Thank you for speaking to the important issue of corporate ownership today. We appreciate being informed about next steps as you move forward in re-structuring your business. So far it looks like things are moving in a positive direction.
Thank you to Q & C regarding these events. Any reasonable person would wish to see others treated as they want to be, and I think fiber artists (at least the majority) are caring nurturing people who exercise integrity.
That being said, if you don’t care or don’t wish to hear something that may disturb you (don’t jump to conclusions; there may be some who don’t want to hear about recent events because they have suffered similar in their past) simply scroll on. You don’t need to characterize this as “airing dirty laundry”, “I don’t care” or similar. Just move on. I imagine most of us form friendships and relationships with our hearts-it’s not just about the yarn and patterns. There are many that do care, and jumping to conclusions or speaking for others who’s opinion may differ from your own is not helpful.

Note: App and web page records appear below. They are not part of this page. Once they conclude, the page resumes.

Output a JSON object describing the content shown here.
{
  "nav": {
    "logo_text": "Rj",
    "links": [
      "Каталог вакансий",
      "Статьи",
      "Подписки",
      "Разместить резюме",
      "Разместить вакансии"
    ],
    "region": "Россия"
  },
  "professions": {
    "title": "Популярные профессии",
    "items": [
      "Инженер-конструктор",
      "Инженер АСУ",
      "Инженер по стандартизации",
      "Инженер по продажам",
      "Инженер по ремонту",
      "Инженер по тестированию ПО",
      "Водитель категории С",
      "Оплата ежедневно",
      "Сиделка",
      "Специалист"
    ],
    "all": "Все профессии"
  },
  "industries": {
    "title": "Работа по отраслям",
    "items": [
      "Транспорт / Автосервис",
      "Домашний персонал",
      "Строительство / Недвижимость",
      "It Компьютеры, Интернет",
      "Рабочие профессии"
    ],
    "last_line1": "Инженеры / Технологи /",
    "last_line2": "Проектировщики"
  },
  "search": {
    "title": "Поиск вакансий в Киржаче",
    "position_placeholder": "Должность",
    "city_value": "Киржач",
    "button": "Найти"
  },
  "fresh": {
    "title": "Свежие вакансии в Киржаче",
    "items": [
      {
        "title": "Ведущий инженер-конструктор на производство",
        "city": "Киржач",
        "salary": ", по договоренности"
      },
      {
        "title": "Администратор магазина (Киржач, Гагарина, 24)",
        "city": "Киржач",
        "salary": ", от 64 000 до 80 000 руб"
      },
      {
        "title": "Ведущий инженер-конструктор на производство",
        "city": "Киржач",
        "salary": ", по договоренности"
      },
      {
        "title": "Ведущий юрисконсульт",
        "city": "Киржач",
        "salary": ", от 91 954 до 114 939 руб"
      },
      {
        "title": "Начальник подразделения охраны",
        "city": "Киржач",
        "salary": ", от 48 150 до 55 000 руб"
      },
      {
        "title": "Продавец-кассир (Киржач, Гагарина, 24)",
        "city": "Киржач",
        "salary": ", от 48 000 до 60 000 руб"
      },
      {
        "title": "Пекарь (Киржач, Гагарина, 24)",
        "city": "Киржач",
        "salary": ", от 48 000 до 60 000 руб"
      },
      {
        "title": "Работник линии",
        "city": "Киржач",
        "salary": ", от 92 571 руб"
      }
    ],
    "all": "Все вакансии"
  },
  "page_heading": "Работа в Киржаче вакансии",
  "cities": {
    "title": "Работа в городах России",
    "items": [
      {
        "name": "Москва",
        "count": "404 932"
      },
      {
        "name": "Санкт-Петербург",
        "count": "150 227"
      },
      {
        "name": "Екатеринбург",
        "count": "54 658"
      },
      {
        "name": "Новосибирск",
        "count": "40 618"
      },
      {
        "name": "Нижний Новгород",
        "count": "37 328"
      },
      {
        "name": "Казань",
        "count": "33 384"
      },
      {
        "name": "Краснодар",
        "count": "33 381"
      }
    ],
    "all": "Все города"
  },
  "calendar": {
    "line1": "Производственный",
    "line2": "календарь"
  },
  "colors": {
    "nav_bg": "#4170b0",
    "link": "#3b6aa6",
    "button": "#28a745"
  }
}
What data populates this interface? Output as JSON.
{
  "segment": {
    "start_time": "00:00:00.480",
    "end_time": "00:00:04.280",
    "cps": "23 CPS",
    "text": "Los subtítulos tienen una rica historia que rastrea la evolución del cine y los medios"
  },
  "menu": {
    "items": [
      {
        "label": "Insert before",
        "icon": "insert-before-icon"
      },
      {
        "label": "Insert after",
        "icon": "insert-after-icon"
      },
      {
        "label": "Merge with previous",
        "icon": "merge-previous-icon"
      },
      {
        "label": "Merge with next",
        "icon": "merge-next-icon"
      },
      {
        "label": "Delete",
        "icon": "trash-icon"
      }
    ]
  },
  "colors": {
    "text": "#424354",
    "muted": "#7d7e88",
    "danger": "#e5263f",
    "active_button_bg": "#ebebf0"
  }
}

I am wishing you all the best as you move forward, and also appreciate your attitude of seeking input from others. All my best.
I love your yarn and I am very proud to be a customer. I am sorry that internal issues are being broadcast on social media. We are probably only hearing one side and not even the correct information. I salute you for trying to correct internal issues and pray that you will continue to produce the beautiful yarn that you are known for.
I am very upset to hear of the large issues of unfairness and inequities that have been hidden behind the scenes. Quince is one of my go to companies, especially for my special projects. I want to live in a world were we all examine our buying choices and hold companies accountable for providing a safe and equitable workspace. Yes, it is dirty laundry, but I want to know about it before I decide where to spend my money. This is the only way to build a better future. I sincerely hope that you do the hard work to make this right. I look forward to the day when I feel safe to shop with you again.
Well done you. Shame on those in it “just for the knitting/yarn/patterns.” Ignorance is privilege, stop pretending there is any facet of our lives unaffected by intentional and implicit bias. Unless we are active in our demands for equity and change, status quo only benefits the oppressor. Silence is consent. Air the dirty laundry, be active in making change and making amends. This post makes me a bigger fan of yours and anyone who has been affected by this positive change. Thank you for transparency. I trust you to keep seeking light.
Love my knitting hobby and i’m sick to death of this type of rhetoric. Keep your dirty laundry to yourself.
I agree with Linda, it’s not my business to know what’s going on internally but do wish you luck; I have always loved your yarns and patterns.
If Ryan is not divested of his monetary interests in Quince won’t he still profit from customers who continue to buy yarn?
Thank you for taking immediate and important first steps to right the inequities and abuse of power brought to public attention recently by many in the fibre arts community. As a LYS caught in the middle and feeling betrayed by a company we thought shared our values, we are closely watching the evolution of this situation. We are pleased that Ryan FitzGerald has stepped down as Managing Director and that other actions have been initiated to initiate a change in corporate culture. We are, however, expecting full apologies from Ryan Fitzgerald (both to the community in general and to those personally wronged by his inequitable practices) as well as notice of his divestiture of assets in the company.
I just like your yarn and patterns. I don’t need to know the inside stuff. Good luck.